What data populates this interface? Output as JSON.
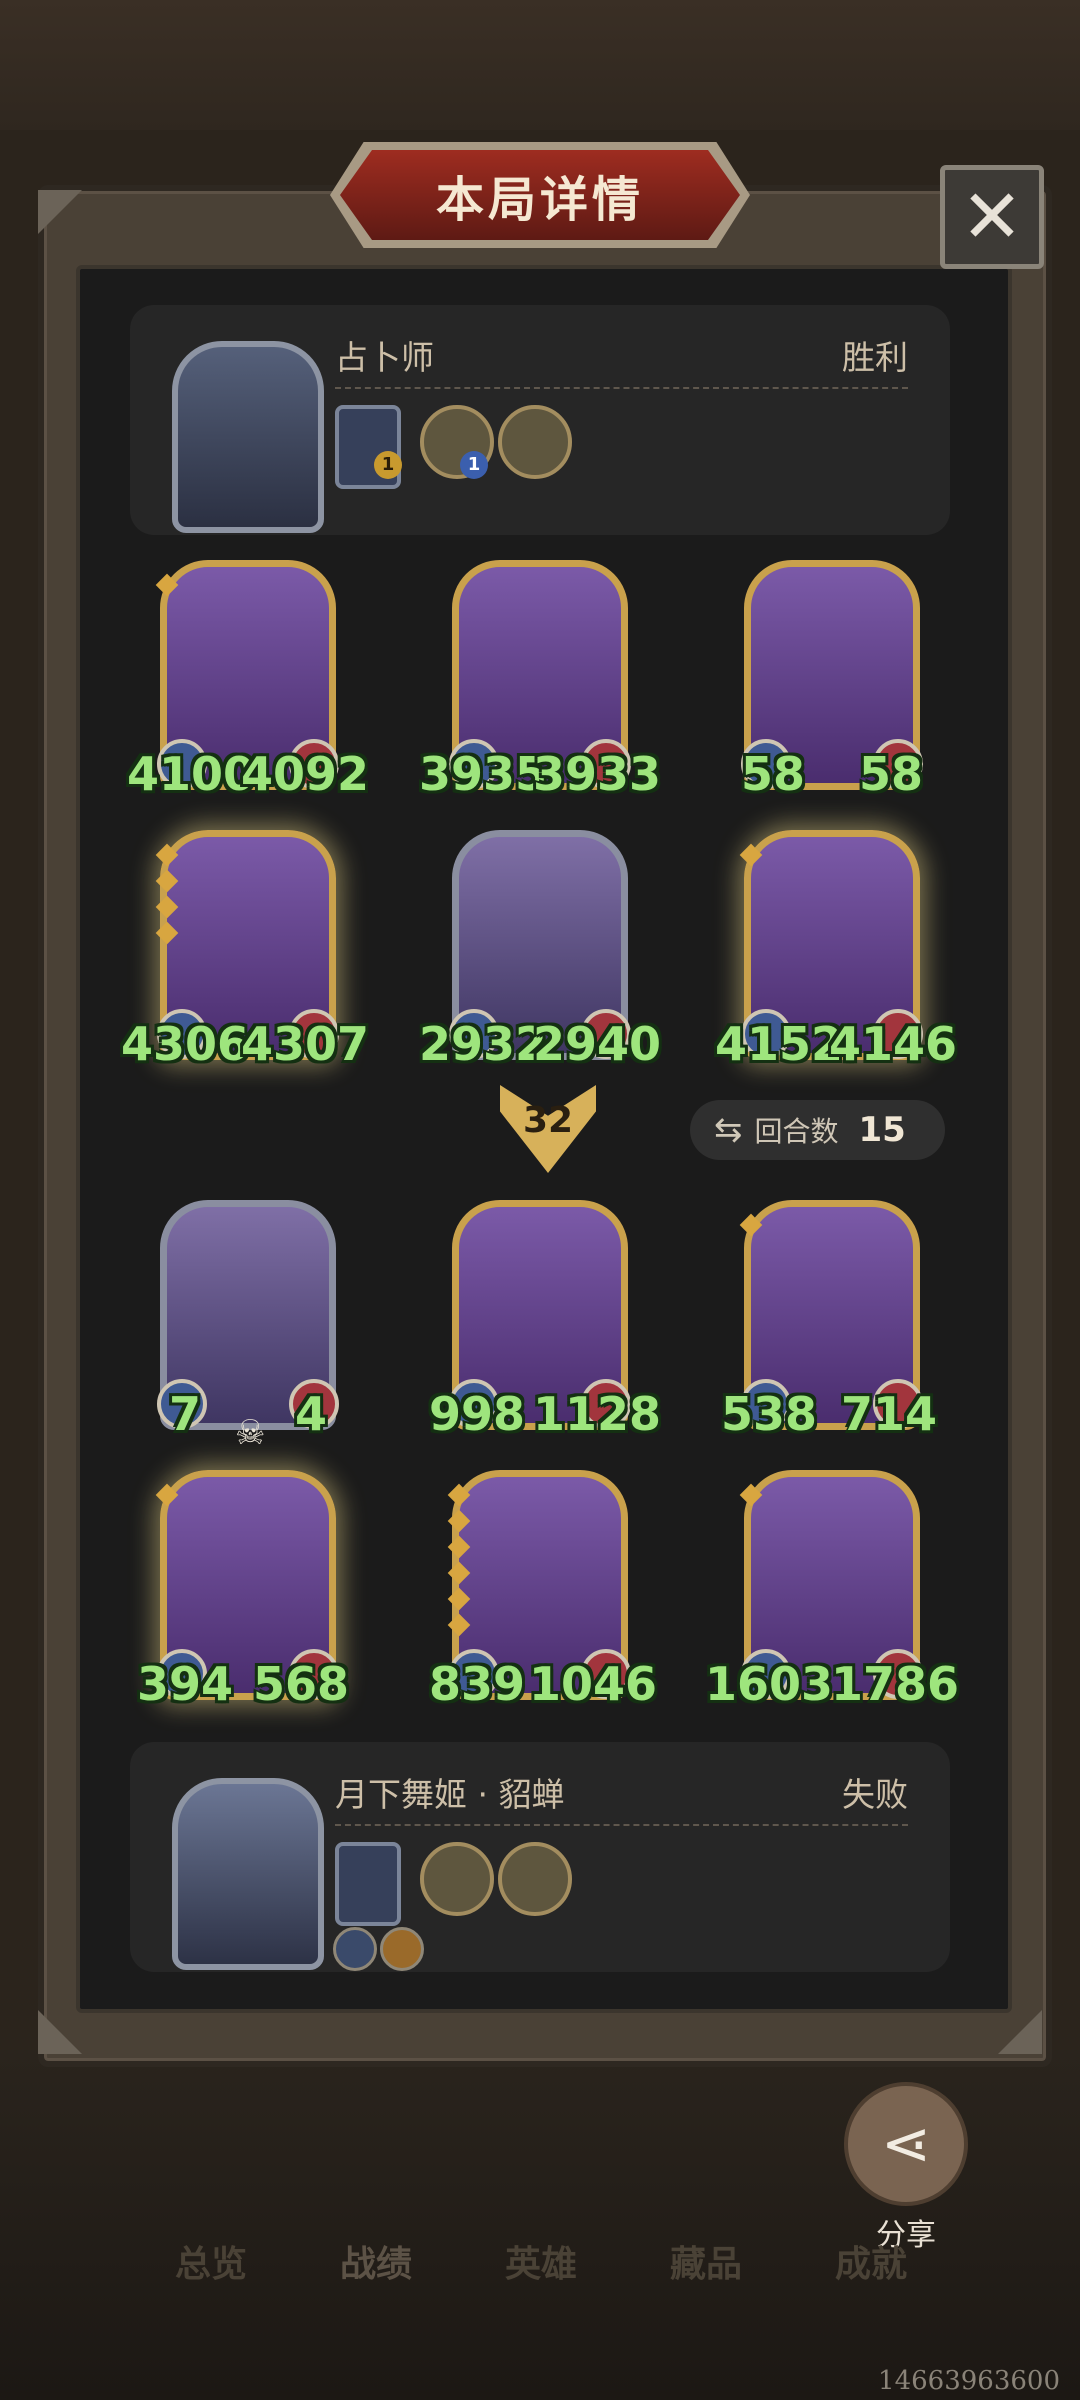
{
  "title": "本局详情",
  "players": {
    "top": {
      "name": "占卜师",
      "result": "胜利",
      "item_badges": [
        "1",
        "1"
      ]
    },
    "bottom": {
      "name": "月下舞姬 · 貂蝉",
      "result": "失败"
    }
  },
  "top_units": [
    {
      "atk": "4100",
      "hp": "4092"
    },
    {
      "atk": "3935",
      "hp": "3933"
    },
    {
      "atk": "58",
      "hp": "58"
    },
    {
      "atk": "4306",
      "hp": "4307"
    },
    {
      "atk": "2932",
      "hp": "2940"
    },
    {
      "atk": "4152",
      "hp": "4146"
    }
  ],
  "turn_number": "32",
  "rounds": {
    "label": "回合数",
    "value": "15"
  },
  "bottom_units": [
    {
      "atk": "7",
      "hp": "4"
    },
    {
      "atk": "998",
      "hp": "1128"
    },
    {
      "atk": "538",
      "hp": "714"
    },
    {
      "atk": "394",
      "hp": "568"
    },
    {
      "atk": "839",
      "hp": "1046"
    },
    {
      "atk": "1603",
      "hp": "1786"
    }
  ],
  "share_label": "分享",
  "nav": [
    "总览",
    "战绩",
    "英雄",
    "藏品",
    "成就"
  ],
  "user_id": "14663963600"
}
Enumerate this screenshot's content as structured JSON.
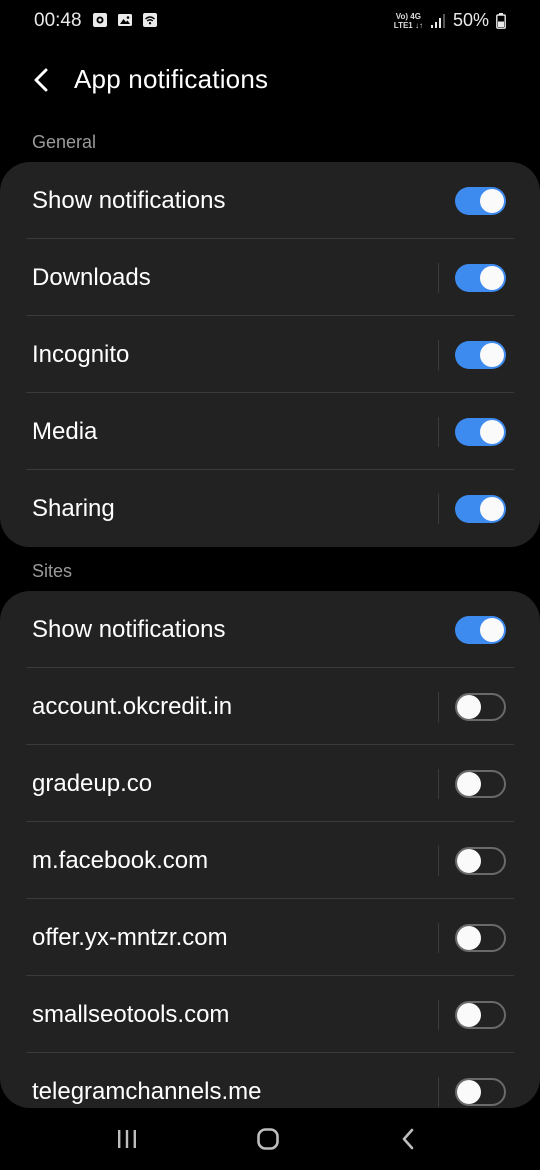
{
  "status_bar": {
    "time": "00:48",
    "net_top": "Vo) 4G",
    "net_bottom": "LTE1 ↓↑",
    "battery": "50%"
  },
  "header": {
    "title": "App notifications"
  },
  "general": {
    "header": "General",
    "rows": [
      {
        "label": "Show notifications",
        "on": true
      },
      {
        "label": "Downloads",
        "on": true
      },
      {
        "label": "Incognito",
        "on": true
      },
      {
        "label": "Media",
        "on": true
      },
      {
        "label": "Sharing",
        "on": true
      }
    ]
  },
  "sites": {
    "header": "Sites",
    "rows": [
      {
        "label": "Show notifications",
        "on": true
      },
      {
        "label": "account.okcredit.in",
        "on": false
      },
      {
        "label": "gradeup.co",
        "on": false
      },
      {
        "label": "m.facebook.com",
        "on": false
      },
      {
        "label": "offer.yx-mntzr.com",
        "on": false
      },
      {
        "label": "smallseotools.com",
        "on": false
      },
      {
        "label": "telegramchannels.me",
        "on": false
      }
    ]
  },
  "colors": {
    "accent": "#3e8bf0",
    "card": "#222222",
    "background": "#000000"
  }
}
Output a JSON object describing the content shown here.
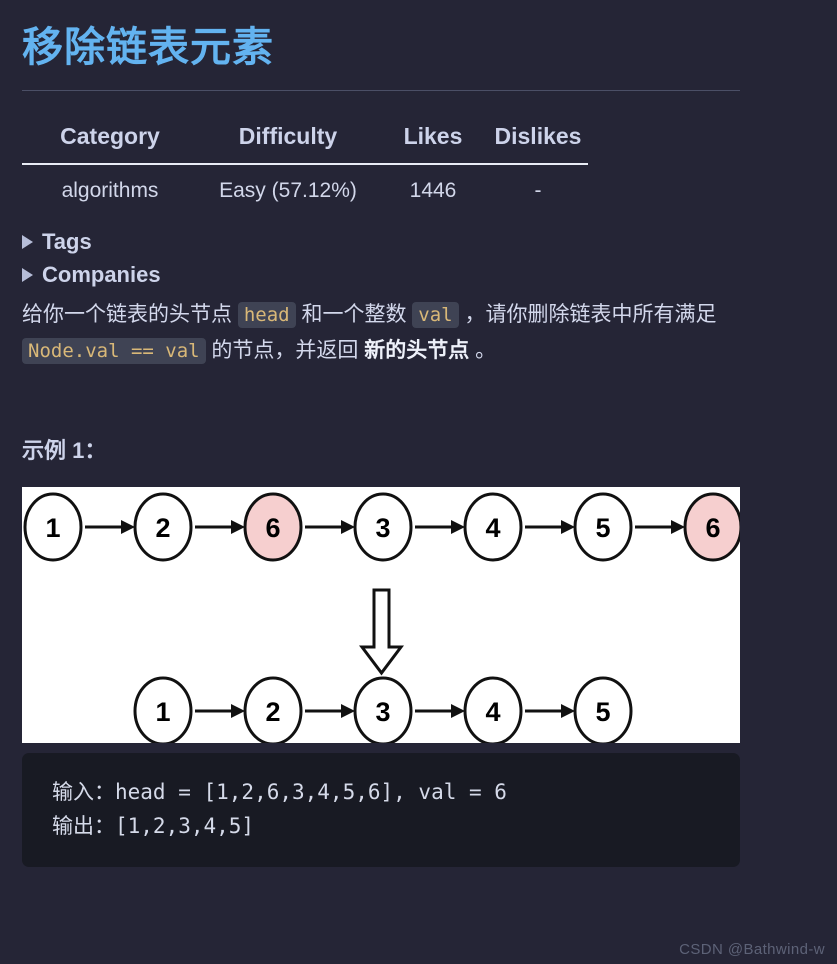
{
  "page": {
    "title": "移除链表元素",
    "background_color": "#252536",
    "title_color": "#63b3f0"
  },
  "meta_table": {
    "headers": [
      "Category",
      "Difficulty",
      "Likes",
      "Dislikes"
    ],
    "row": [
      "algorithms",
      "Easy (57.12%)",
      "1446",
      "-"
    ]
  },
  "collapsibles": [
    {
      "label": "Tags",
      "marker": "triangle-right-icon"
    },
    {
      "label": "Companies",
      "marker": "triangle-right-icon"
    }
  ],
  "description": {
    "seg1": "给你一个链表的头节点 ",
    "code1": "head",
    "seg2": " 和一个整数 ",
    "code2": "val",
    "seg3": " ，请你删除链表中所有满足 ",
    "code3": "Node.val == val",
    "seg4": " 的节点，并返回 ",
    "bold1": "新的头节点",
    "seg5": " 。"
  },
  "example": {
    "heading": "示例 1：",
    "code_lines": "输入：head = [1,2,6,3,4,5,6], val = 6\n输出：[1,2,3,4,5]"
  },
  "diagram": {
    "background": "#ffffff",
    "highlight_fill": "#f6cfcf",
    "node_fill": "#ffffff",
    "stroke": "#111111",
    "top_row": [
      {
        "value": "1",
        "highlight": false
      },
      {
        "value": "2",
        "highlight": false
      },
      {
        "value": "6",
        "highlight": true
      },
      {
        "value": "3",
        "highlight": false
      },
      {
        "value": "4",
        "highlight": false
      },
      {
        "value": "5",
        "highlight": false
      },
      {
        "value": "6",
        "highlight": true
      }
    ],
    "bottom_row": [
      {
        "value": "1",
        "highlight": false
      },
      {
        "value": "2",
        "highlight": false
      },
      {
        "value": "3",
        "highlight": false
      },
      {
        "value": "4",
        "highlight": false
      },
      {
        "value": "5",
        "highlight": false
      }
    ],
    "transition_arrow": "down-arrow-icon"
  },
  "watermark": "CSDN @Bathwind-w"
}
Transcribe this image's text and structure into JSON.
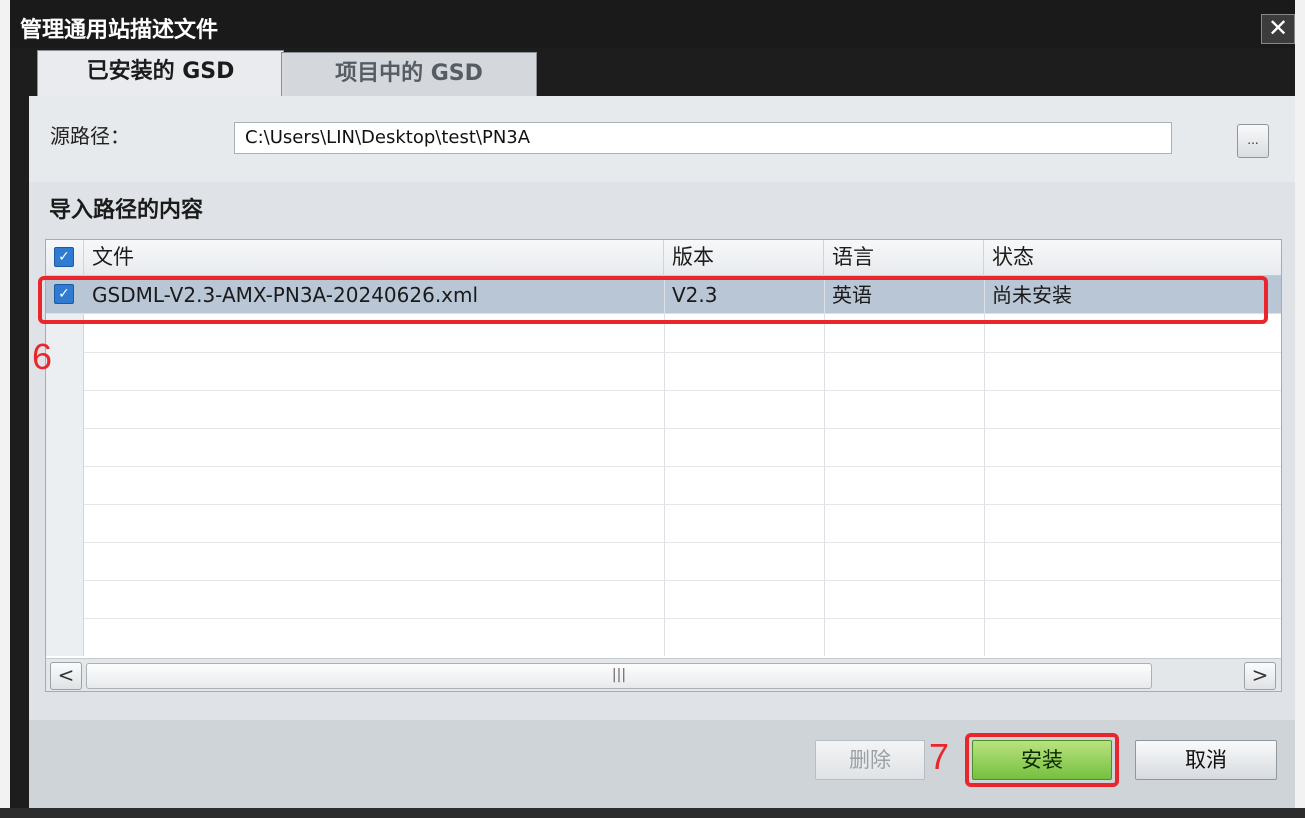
{
  "window": {
    "title": "管理通用站描述文件",
    "close_glyph": "✕"
  },
  "tabs": [
    {
      "label": "已安装的 GSD",
      "active": true
    },
    {
      "label": "项目中的 GSD",
      "active": false
    }
  ],
  "source": {
    "label": "源路径：",
    "value": "C:\\Users\\LIN\\Desktop\\test\\PN3A",
    "browse_label": "..."
  },
  "section_title": "导入路径的内容",
  "table": {
    "columns": [
      "文件",
      "版本",
      "语言",
      "状态"
    ],
    "rows": [
      {
        "checked": true,
        "file": "GSDML-V2.3-AMX-PN3A-20240626.xml",
        "version": "V2.3",
        "language": "英语",
        "status": "尚未安装"
      }
    ]
  },
  "scrollbar": {
    "left_arrow": "<",
    "right_arrow": ">",
    "thumb_grip": "|||"
  },
  "annotations": {
    "row_marker": "6",
    "button_marker": "7",
    "color": "#e8262b"
  },
  "buttons": {
    "delete": "删除",
    "install": "安装",
    "cancel": "取消"
  }
}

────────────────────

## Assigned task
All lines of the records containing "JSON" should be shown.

## Output for this task
What data populates this interface? Output as JSON.
Enumerate this screenshot's content as structured JSON.
Output a JSON object describing the content shown here.
Transcribe this image's text and structure into JSON.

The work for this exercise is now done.